Abstract (short version):
In sectors with low standardization of processes or products and characterized by dynamic and complicated environments, processes are still mostly manual. For non-delocalizable activities, such as logistics or healthcare, this leads to productivity bottlenecks, especially in those countries with aging population. The automation of such non-delocalizable yet challenging processes is therefore crucial for the competitiveness of industrialized countries. However, since the dynamicity and complexity of such processes make a full automation hardly achievable, the integration of human operators with automated agents in socio-technical system becomes a necessary compromise. While designing such human-automation interaction systems, the most challenging question to answer is, what should be automated and what should be carried out manually. In this thesis work, a method is presented – the Quality Interaction Function Deployment – that enables the selective automation of functions necessary to accomplish a process. By taking into account at the design phase requirements of several groups of stakeholders of the automation, the method warrants focusing on what is important to automate, yielding the best value for automation.
Abstract (long version):
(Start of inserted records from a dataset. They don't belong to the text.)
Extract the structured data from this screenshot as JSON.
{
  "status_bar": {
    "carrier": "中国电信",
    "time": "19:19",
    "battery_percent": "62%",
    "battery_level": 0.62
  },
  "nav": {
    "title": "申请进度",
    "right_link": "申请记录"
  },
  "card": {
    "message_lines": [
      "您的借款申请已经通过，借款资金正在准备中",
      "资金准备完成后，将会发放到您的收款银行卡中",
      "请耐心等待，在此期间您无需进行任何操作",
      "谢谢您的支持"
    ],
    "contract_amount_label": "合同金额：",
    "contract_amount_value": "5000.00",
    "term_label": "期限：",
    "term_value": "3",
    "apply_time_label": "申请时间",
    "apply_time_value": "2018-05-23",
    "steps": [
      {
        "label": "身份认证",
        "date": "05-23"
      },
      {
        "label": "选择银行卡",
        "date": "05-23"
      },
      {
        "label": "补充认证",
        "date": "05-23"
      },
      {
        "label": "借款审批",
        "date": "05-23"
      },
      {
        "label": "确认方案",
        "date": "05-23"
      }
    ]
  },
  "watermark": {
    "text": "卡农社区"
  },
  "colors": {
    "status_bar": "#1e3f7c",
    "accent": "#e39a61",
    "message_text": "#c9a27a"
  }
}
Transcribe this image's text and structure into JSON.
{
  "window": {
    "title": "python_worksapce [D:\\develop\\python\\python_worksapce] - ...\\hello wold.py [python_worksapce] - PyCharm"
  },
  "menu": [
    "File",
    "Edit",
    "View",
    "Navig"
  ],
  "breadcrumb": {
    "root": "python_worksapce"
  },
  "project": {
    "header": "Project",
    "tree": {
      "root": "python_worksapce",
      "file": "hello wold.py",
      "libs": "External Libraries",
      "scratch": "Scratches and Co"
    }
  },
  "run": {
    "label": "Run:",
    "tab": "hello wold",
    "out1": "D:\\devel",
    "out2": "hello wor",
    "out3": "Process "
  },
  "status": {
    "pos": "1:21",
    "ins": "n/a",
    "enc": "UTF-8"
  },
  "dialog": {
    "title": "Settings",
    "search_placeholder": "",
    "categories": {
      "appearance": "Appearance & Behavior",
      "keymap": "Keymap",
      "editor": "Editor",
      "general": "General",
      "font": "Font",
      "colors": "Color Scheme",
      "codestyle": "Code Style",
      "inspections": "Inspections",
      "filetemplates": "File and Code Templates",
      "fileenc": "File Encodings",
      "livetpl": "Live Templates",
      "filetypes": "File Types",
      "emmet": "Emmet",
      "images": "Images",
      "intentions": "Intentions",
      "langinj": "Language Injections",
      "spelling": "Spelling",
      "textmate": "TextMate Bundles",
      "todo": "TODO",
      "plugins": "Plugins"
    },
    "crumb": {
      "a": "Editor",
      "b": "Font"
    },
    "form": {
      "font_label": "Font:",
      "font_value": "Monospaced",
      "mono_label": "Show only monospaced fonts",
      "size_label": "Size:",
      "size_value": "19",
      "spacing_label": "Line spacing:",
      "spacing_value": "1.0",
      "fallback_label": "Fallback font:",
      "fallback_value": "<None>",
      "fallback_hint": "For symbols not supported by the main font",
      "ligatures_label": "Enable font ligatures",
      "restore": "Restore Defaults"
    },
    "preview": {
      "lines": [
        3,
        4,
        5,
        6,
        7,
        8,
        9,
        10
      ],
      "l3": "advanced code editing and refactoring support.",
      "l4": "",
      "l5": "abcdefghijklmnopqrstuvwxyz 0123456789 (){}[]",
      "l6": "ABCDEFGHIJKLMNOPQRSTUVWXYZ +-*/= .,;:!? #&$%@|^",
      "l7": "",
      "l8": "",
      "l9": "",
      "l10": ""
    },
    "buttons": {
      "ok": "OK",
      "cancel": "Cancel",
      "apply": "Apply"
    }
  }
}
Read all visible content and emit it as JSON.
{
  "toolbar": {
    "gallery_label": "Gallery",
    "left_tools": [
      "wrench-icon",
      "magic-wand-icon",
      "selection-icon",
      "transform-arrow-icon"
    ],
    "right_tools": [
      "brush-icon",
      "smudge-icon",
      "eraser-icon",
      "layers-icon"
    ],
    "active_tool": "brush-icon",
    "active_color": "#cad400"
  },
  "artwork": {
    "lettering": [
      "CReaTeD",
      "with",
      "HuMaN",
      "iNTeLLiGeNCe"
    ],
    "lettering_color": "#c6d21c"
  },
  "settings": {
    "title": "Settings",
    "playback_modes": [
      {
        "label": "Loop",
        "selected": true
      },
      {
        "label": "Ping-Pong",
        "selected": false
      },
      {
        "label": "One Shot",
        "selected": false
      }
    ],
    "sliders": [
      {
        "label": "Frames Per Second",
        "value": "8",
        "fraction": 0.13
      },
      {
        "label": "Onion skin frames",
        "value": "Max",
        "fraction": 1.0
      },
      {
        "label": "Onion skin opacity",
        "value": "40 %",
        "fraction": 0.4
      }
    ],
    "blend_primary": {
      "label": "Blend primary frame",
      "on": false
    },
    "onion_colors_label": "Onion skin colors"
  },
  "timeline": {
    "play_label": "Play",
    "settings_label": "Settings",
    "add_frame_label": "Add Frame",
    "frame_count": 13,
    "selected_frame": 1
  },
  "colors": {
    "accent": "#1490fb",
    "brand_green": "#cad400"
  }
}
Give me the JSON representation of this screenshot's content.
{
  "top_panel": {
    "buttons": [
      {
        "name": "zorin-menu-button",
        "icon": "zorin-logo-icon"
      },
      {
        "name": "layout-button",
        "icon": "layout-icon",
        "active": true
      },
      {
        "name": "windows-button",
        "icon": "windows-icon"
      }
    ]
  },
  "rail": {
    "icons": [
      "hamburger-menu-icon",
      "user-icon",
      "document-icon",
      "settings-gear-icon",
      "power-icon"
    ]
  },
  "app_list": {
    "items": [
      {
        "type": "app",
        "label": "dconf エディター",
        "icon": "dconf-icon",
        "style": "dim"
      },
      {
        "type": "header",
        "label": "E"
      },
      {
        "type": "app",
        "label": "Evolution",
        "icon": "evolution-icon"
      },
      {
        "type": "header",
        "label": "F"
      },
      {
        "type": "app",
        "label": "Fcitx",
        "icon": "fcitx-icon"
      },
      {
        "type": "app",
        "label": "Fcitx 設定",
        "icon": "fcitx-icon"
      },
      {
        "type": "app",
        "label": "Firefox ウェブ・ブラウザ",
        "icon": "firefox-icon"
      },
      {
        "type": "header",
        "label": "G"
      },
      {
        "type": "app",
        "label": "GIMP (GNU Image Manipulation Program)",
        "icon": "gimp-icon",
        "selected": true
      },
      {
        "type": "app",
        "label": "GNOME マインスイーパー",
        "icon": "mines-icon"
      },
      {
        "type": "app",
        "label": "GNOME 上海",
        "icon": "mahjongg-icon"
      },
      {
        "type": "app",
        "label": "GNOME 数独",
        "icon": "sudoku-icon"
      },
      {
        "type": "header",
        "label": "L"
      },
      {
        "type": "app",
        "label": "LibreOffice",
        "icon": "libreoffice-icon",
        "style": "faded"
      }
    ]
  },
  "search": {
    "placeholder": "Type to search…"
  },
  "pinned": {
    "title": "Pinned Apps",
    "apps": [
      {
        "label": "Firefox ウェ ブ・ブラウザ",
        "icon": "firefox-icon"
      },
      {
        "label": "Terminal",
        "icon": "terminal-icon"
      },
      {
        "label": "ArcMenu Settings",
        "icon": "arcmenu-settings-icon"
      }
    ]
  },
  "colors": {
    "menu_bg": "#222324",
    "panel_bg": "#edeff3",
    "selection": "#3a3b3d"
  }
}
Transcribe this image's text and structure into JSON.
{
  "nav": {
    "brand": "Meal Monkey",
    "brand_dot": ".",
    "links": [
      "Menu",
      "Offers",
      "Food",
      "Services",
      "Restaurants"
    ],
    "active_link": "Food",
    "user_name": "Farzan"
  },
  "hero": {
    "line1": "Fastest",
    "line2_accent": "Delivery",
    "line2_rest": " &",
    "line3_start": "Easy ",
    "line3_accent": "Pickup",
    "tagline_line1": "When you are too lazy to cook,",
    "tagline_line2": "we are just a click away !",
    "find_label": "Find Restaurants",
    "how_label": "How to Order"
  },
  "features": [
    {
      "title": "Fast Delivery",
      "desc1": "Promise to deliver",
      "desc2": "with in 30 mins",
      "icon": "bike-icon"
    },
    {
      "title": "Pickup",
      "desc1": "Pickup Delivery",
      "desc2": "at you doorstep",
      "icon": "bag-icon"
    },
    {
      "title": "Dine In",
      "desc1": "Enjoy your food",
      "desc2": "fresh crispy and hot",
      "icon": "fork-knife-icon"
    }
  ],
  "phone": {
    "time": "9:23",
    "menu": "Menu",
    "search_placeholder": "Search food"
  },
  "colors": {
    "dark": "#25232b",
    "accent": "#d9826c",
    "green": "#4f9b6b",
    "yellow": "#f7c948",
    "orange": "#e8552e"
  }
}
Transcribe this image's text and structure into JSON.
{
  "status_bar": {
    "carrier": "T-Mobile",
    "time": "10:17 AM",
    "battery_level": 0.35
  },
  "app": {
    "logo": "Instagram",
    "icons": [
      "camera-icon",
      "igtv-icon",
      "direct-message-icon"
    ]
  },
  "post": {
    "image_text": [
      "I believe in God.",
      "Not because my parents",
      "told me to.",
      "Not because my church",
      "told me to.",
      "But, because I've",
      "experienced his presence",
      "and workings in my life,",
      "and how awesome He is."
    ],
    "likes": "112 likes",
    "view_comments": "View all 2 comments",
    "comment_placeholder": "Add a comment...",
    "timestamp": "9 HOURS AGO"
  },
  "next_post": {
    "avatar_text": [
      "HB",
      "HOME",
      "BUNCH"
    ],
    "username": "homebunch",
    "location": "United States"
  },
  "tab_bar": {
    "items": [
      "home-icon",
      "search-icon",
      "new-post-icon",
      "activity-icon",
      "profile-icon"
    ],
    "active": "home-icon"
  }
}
In sectors with high process and product/service standardization, the cost-benefit ratio of physical and digital automation solutions is high as they contribute to increase capacity, decrease costs and improve product/service quality. In less standardized fields of application, the contribution of physical or digital process automation to improvements in capacity, cost and quality blurs, because the automation of complex and unstructured processes requires sophisticated, flexible, thus expensive systems. Due to the complexity and lack of standardization, such automated systems might still be low-performing (physical processes) or fragile (digital processes), which questions the overall impact on the product/service quality as perceived by the end customer. Yet, the sole consideration of context-dependent economic parameters leads to pursuing full automation of physical or digital process chains even in automation-averse sectors. This often results in overall sub-optimal solutions, in which the final socio-technical systems do not behave as designed due to the lack of consideration of human factors. Taking the distance from the false idea that a process should be either fully automated or fully manual, this thesis work aims to the development of a method enabling the selective automation of functions necessary to accomplish a process, be that of digital or physical nature. The method will consider at design phase stakeholders’ requirements of different nature. First, the system requirements representing the view of the investors will be consider, enabling the consideration of context-dependent operational aspects. Then, using several quantitative indicators, a heuristic approach for prioritizing the allocation of the identified functions to an automated agent will enable the creation of few automation scenarios. Such function allocation corresponds to the design of an engineering hypothesis for each automation scenarios. Finally, requirements depending on human nature rather than a specific economic context will be considered in the design phase for the evaluation of designed engineering hypotheses. Among the human factors requirements considered at the design phase, we will consider ergonomics, system complexity, workload balance, accountability and acceptance. This novelty enables taking into consideration aspects implicitly or explicitly important for users and operators already at design phase, before realization. In turn, this means that, thanks to a thoroughly evaluated allocation of functions among human and automated agents, the resulting designed socio-technical systems will be more likely to achieve the target performances when implemented in reality. Thanks to the variables and mechanisms embedded in the method, high compliance with both sets of requirements (i.e. context-dependent and context-independent) will become a proxy for good utilization of the synergies of human-robot interaction. As such, the method will warrant focusing on what is important to automate, yielding the best value for automation. In analogy with the principles of waste elimination and value enhancement of lean thinking and lean manufacturing, the method will enable the design of lean human-robot interaction, as mentioned in the title of the work.